I had a hard time deciding which recipe to do for this challenge.  Should I choose mushroom ketchup, quince marmalade, macrows (macaroni), or something else?  I wanted to do them all.  I ended up wavering between the ketchup and the marmalade, and when I found the ingredients for both recipes in the farmer's market and in my pantry, I decided to do them both.  The quinces for this recipe came from the heritage apple vendor at the farmer's market. 

Quinces are a very old type of fruit.  Similar to apples and pears, they have a very hard flesh that doesn't soften until it's over-ripe, a delicious apple-y fragrance, but a very bitter and astringent taste that doesn't mellow out until it's very over-ripe.  They also have a lot of pectin in them.  They are mentioned as far back as ancient Rome, when they were recommended to newlyweds on their wedding day; nibbling on a slice of quince was supposed to perfume their breath!  

Saturday, November 29, 2014

Historical Food Fortnightly Challenge #12: If They'd Had It -- Mushroom Ketchup.

ingredients for Mushroom Ketchup.
Photo: Elizabeth Urbach.
The Challenge: #12 -- If They’d Had It -- November 2 - November 15 "Have you ever looked through a cookbook from another era and been surprised at the modern dishes you find?
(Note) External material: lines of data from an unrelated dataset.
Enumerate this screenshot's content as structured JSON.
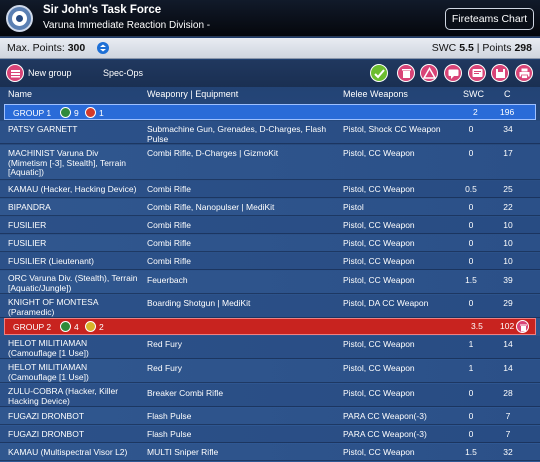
{
  "header": {
    "title": "Sir John's Task Force",
    "subtitle": "Varuna Immediate Reaction Division -",
    "fireteams_button": "Fireteams Chart"
  },
  "points_bar": {
    "max_label": "Max. Points:",
    "max_value": "300",
    "swc_label": "SWC",
    "swc_value": "5.5",
    "points_label": "| Points",
    "points_value": "298"
  },
  "toolbar": {
    "new_group": "New group",
    "spec_ops": "Spec-Ops",
    "buttons": [
      "check-icon",
      "trash-icon",
      "warning-icon",
      "chat-icon",
      "message-icon",
      "save-icon",
      "print-icon"
    ]
  },
  "columns": {
    "name": "Name",
    "weaponry": "Weaponry | Equipment",
    "melee": "Melee Weapons",
    "swc": "SWC",
    "c": "C"
  },
  "groups": [
    {
      "label": "GROUP 1",
      "badges": [
        {
          "icon": "regular-order-icon",
          "count": "9"
        },
        {
          "icon": "irregular-order-icon",
          "count": "1"
        }
      ],
      "swc": "2",
      "points": "196",
      "units": [
        {
          "name": "PATSY GARNETT",
          "weapons": "Submachine Gun, Grenades, D-Charges, Flash Pulse",
          "melee": "Pistol, Shock CC Weapon",
          "swc": "0",
          "points": "34"
        },
        {
          "name": "MACHINIST Varuna Div (Mimetism [-3], Stealth], Terrain [Aquatic])",
          "weapons": "Combi Rifle, D-Charges | GizmoKit",
          "melee": "Pistol, CC Weapon",
          "swc": "0",
          "points": "17"
        },
        {
          "name": "KAMAU (Hacker, Hacking Device)",
          "weapons": "Combi Rifle",
          "melee": "Pistol, CC Weapon",
          "swc": "0.5",
          "points": "25"
        },
        {
          "name": "BIPANDRA",
          "weapons": "Combi Rifle, Nanopulser | MediKit",
          "melee": "Pistol",
          "swc": "0",
          "points": "22"
        },
        {
          "name": "FUSILIER",
          "weapons": "Combi Rifle",
          "melee": "Pistol, CC Weapon",
          "swc": "0",
          "points": "10"
        },
        {
          "name": "FUSILIER",
          "weapons": "Combi Rifle",
          "melee": "Pistol, CC Weapon",
          "swc": "0",
          "points": "10"
        },
        {
          "name": "FUSILIER (Lieutenant)",
          "weapons": "Combi Rifle",
          "melee": "Pistol, CC Weapon",
          "swc": "0",
          "points": "10"
        },
        {
          "name": "ORC Varuna Div. (Stealth), Terrain [Aquatic/Jungle])",
          "weapons": "Feuerbach",
          "melee": "Pistol, CC Weapon",
          "swc": "1.5",
          "points": "39"
        },
        {
          "name": "KNIGHT OF MONTESA (Paramedic)",
          "weapons": "Boarding Shotgun | MediKit",
          "melee": "Pistol, DA CC Weapon",
          "swc": "0",
          "points": "29"
        }
      ]
    },
    {
      "label": "GROUP 2",
      "badges": [
        {
          "icon": "regular-order-icon",
          "count": "4"
        },
        {
          "icon": "impetuous-order-icon",
          "count": "2"
        }
      ],
      "swc": "3.5",
      "points": "102",
      "units": [
        {
          "name": "HELOT MILITIAMAN (Camouflage [1 Use])",
          "weapons": "Red Fury",
          "melee": "Pistol, CC Weapon",
          "swc": "1",
          "points": "14"
        },
        {
          "name": "HELOT MILITIAMAN (Camouflage [1 Use])",
          "weapons": "Red Fury",
          "melee": "Pistol, CC Weapon",
          "swc": "1",
          "points": "14"
        },
        {
          "name": "ZULU-COBRA (Hacker, Killer Hacking Device)",
          "weapons": "Breaker Combi Rifle",
          "melee": "Pistol, CC Weapon",
          "swc": "0",
          "points": "28"
        },
        {
          "name": "FUGAZI DRONBOT",
          "weapons": "Flash Pulse",
          "melee": "PARA CC Weapon(-3)",
          "swc": "0",
          "points": "7"
        },
        {
          "name": "FUGAZI DRONBOT",
          "weapons": "Flash Pulse",
          "melee": "PARA CC Weapon(-3)",
          "swc": "0",
          "points": "7"
        },
        {
          "name": "KAMAU (Multispectral Visor L2)",
          "weapons": "MULTI Sniper Rifle",
          "melee": "Pistol, CC Weapon",
          "swc": "1.5",
          "points": "32"
        }
      ]
    }
  ]
}
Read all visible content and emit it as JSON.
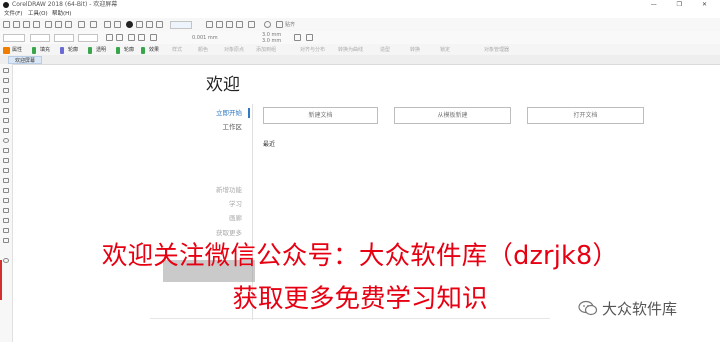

Have you ever been surprised at just how much they differ from their modern counterparts? Recreate a dish which is still around today, even if it may look a little - or a lot - different!" 

Not exactly a dish, but ketchup is a common condiment on American tables.  Tomato ketchup is what we know today, but tomatoes only entered the recipe in the mid 19th century.  Earlier ketchups were made from fruits, walnuts, mushrooms, oysters, or anchovies, and were said to have been inspired by a salty, savory, spicy condiment that some 18th century English sea captain or government official tasted in the Far East.  The first recipe for ketchup was published in E. Smith's The Compleat Housewife in 1727 in London, and again in 1767 in North America. Originally more like Asian fish sauce, "ketchup" or "catsup" recipes in Europe used European ingredients, and used the Anglicized version of the original Asian name.  The idea, however, is even older.  In Apicus' recipes from ancient Rome, there is one for "Tree Mushrooms", which calls for boiling them and serving them with liquamen – a sour fish sauce – and pepper. 

Several of my food history acquaintances online have made mushroom ketchup in the past year or so, and I've been wondering about it, too.  I've seen recipes for walnut ketchup, grape ketchup, and anchovy ketchup, but since I'm allergic to walnuts, I don't care for anchovies, I didn't have any grapes, and I love the fresh mushrooms from one of the vendors at my local farmer's market, I decided to make some mushroom ketchup.  Most 18th and 19th century recipe books include at least one recipe for one of the kinds of ketchup, and according to James Townsend & Sons' cooking videos, mushroom ketchup was so common that it may have been what people meant when they wrote about serving certain foods with "sauce." 

Thursday, November 27, 2014

Happy Thanksgiving!

image from Hubpages.
The baking marathon is complete.  There will be 27 people at dinner today.  Hope your holiday is full of fun and family and you remember all that you have to be thankful for! 
Now stir the fire, and close the shutters fast,
Let fall the curtains, wheel the sofa round,
And, while the bubbling and loud-hissing urn
Throws up a steamy column, and the cups
That cheer but not inebriate, wait on each,
So let us welcome peaceful evening in.
-- William Cowper (1731-1800)
"The Winter Evening" (Book Four), _The Task_ (1784)